Blog Action Day: Environment

Monday, October 15th, 2007

I registered my blog for Blog Action Day because I thought it would get me more readers, not because I’m passionate about the environment. Of course I care about the environment, but I think I could have rallied more readily around Blog Action Day: Darfur, or Blog Action Day: Global Poverty. But here we are, Blog Action Day: Environment fully enveloping us in the blogosphere, and so let’s do it.

Here is what I have to say.

The environment does not have a soul, and it is not superior to humanity. I’m sorry Mother Earth-ers, but it’s not. Every good thing that the environment does for us is not because it is nobly seeking to serve others, it is just intrinsically useful. Just as nature does not intend to do us harm when it brings floods, fires, and earthquakes, so it does not rain to bring us relief, it rains because that is part of the water cycle. It does not produce food because it wants to nourish us, it produces food to reproduce and strengthen its own species. Nature is self-serving. Probably if the environment did have a soul it would be just as greedy as we humans are.
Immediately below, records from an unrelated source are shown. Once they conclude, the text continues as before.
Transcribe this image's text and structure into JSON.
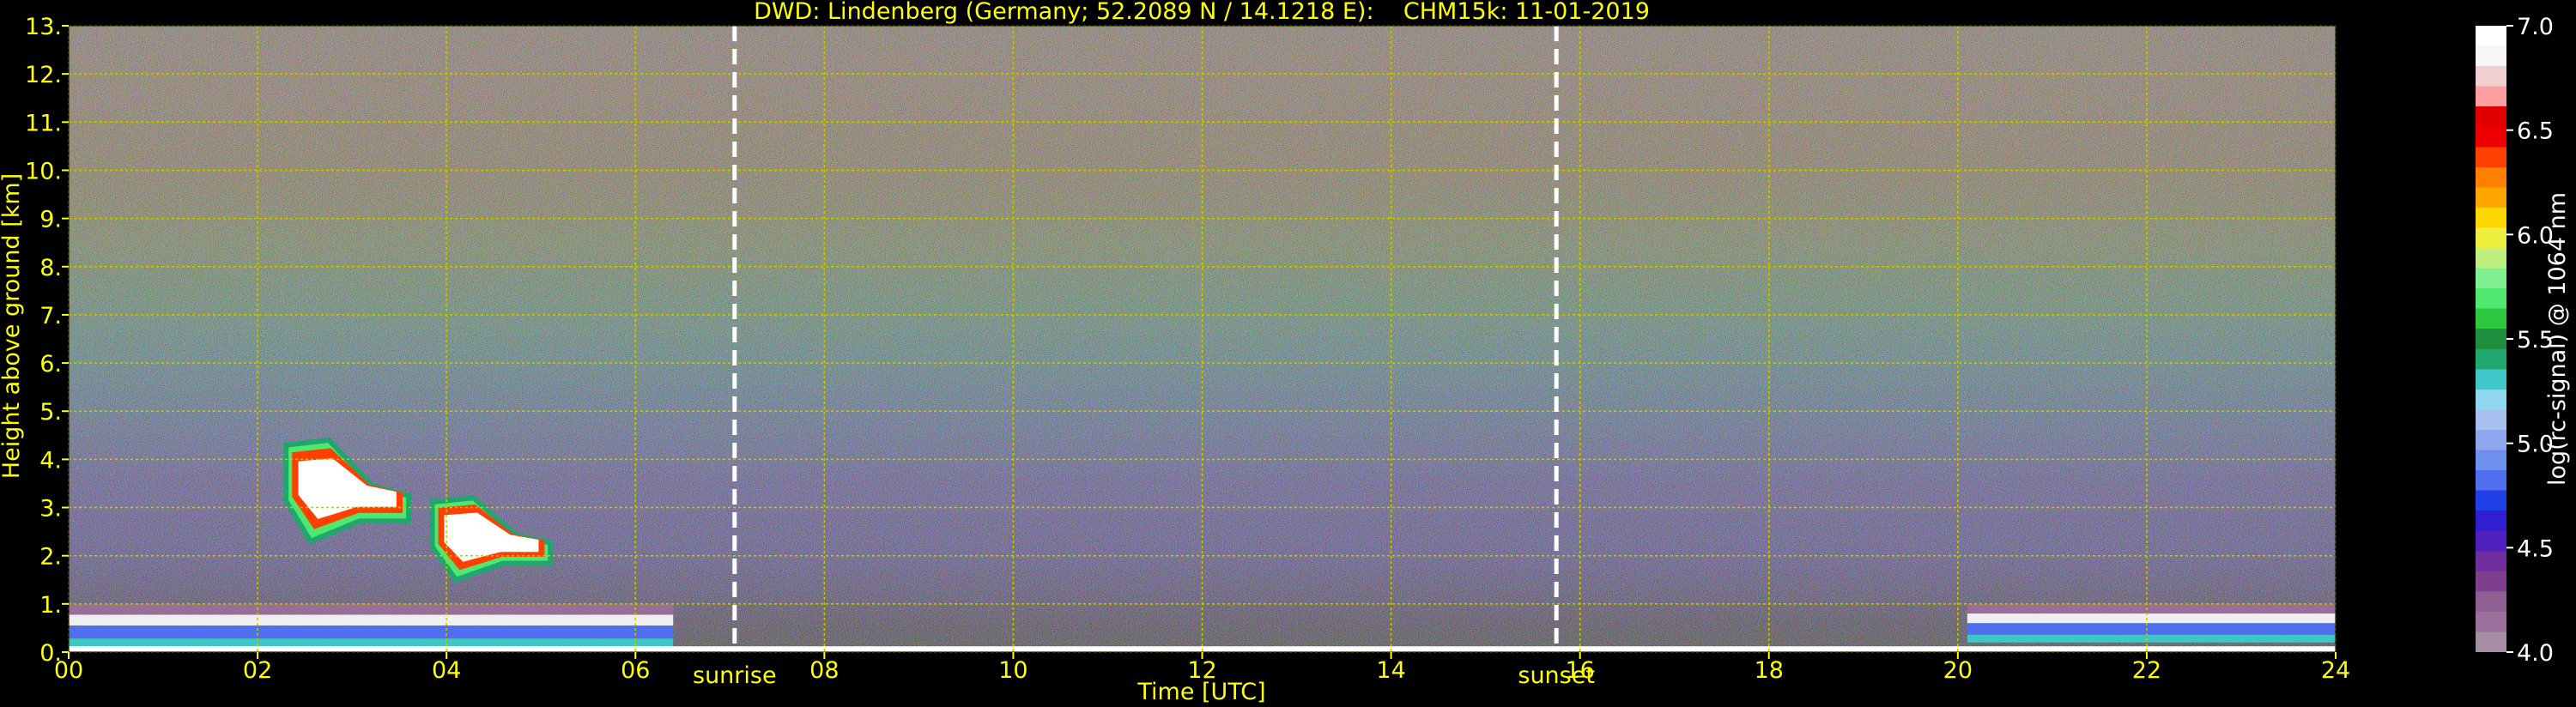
{
  "chart_data": {
    "type": "heatmap",
    "title": "DWD: Lindenberg (Germany; 52.2089 N / 14.1218 E):    CHM15k: 11-01-2019",
    "xlabel": "Time [UTC]",
    "ylabel": "Height above ground [km]",
    "xlim": [
      0,
      24
    ],
    "ylim": [
      0,
      13
    ],
    "x_ticks": [
      "00",
      "02",
      "04",
      "06",
      "08",
      "10",
      "12",
      "14",
      "16",
      "18",
      "20",
      "22",
      "24"
    ],
    "y_ticks": [
      "0.",
      "1.",
      "2.",
      "3.",
      "4.",
      "5.",
      "6.",
      "7.",
      "8.",
      "9.",
      "10.",
      "11.",
      "12.",
      "13."
    ],
    "grid": true,
    "annotations": [
      {
        "label": "sunrise",
        "time": 7.05
      },
      {
        "label": "sunset",
        "time": 15.75
      }
    ],
    "colorbar": {
      "label": "log(rc-signal) @ 1064 nm",
      "range": [
        4.0,
        7.0
      ],
      "ticks": [
        "4.0",
        "4.5",
        "5.0",
        "5.5",
        "6.0",
        "6.5",
        "7.0"
      ],
      "colors": [
        "#a58ea5",
        "#9d6f9d",
        "#8f5f93",
        "#7f3f8f",
        "#6f2f9f",
        "#4f1fc0",
        "#2f1fd0",
        "#1f3fe8",
        "#4f6fef",
        "#6f8fef",
        "#8fa7ef",
        "#a7c0f0",
        "#8fd7ef",
        "#3fc7c7",
        "#1fa76f",
        "#1f8f3f",
        "#2fc73f",
        "#4fe76f",
        "#7fef8f",
        "#bff07f",
        "#efef3f",
        "#ffd700",
        "#ffa500",
        "#ff7f00",
        "#ff3f00",
        "#ef0000",
        "#e00000",
        "#ff9f9f",
        "#efcfcf",
        "#f7f7f7",
        "#ffffff"
      ]
    },
    "features": [
      {
        "name": "boundary layer aerosol",
        "start": 0.0,
        "end": 6.4,
        "base_km": 0.1,
        "top_km": 1.0
      },
      {
        "name": "cloud",
        "start": 2.3,
        "end": 3.6,
        "base_km": 2.3,
        "top_km": 4.4
      },
      {
        "name": "cloud",
        "start": 3.85,
        "end": 5.1,
        "base_km": 1.5,
        "top_km": 3.2
      },
      {
        "name": "boundary layer aerosol",
        "start": 20.1,
        "end": 24.0,
        "base_km": 0.2,
        "top_km": 1.0
      }
    ]
  }
}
So, I propose that nature is not as selfless and benevolent as some would suggest. Maybe if the earth did seek so desperately to please us humans it would make sense for us to abuse that, to take and take without ever giving back. This too is the nature of things, isn’t it? But here we have an environment that has proven its ability to sustain itself, to prevail, to defend and even attack, when necessary, and suddenly this environment is something to respect. Suddenly it makes sense that we would seek an alliance with nature, not because we are able to mutually benefit each other (what, really, has man brought to the table?) but because we are not as strong as nature, and we do not want nature as an enemy.

This is all pretty secular of me, who at first planned to write a post about stewardship. I hope it’s evident that I’m only half serious. Because really, we are destroying this planet. And maybe the earth could muster up its survival instinct to produce a catastrophe so great it would wipe us parasites out forever, but it can’t really do that–not strategically. Equally lacking strategy, though, we seem to beg for such annihilation.

I don’t know a thing or two about global warming. I haven’t seen the Al Gore film and I saw only ten minutes of the Jake Gyllenhaal film. I’d like to deny it as much as the next person, but I don’t think we can really afford to be ignorant anymore. Truthfully, the idea of a warmer climate is difficult to disparage. “Where concerns about the world getting warmer/The people thought they were just being rewarded.” But surely this is stupid. Clearly we are wasteful, we use unclean power, and we are reckless even with our renewable resources. It’s simple logic–have we forgotten that we reap what we sow?

But things are changing. However slowly, I think they are. I know we’ve done some serious damage–we’ve put some holes in the ozone layer, we’ve permanently exterminated numerous species of plants and animals, we’ve clogged our land and water with synthetic waste–but we’re learning. I’m actually fairly optimistic about the changes we’ve been making, the ones we talk of making. And when hope in humanity fails me, I can look beyond that, to the source of all this. Yes, the Creator rears his head again (aha, not such a secular post after all!) And while we might like to think we can screw things up irreparably, or fix things, or even just control things, it would be wise for us to remember that ultimately the fate of this world is far out of our hands. What we do have in our hands we must use responsibly, and here I’ve slipped a bit of stewardship in after all. Really, though, why can’t we just take care of this green earth? Here we dwell! This is our bed that we make in the morning. These are the clothes that we put away in drawers. Sweep the floor. Recycle. Conserve water. Yes. This, for now, is home.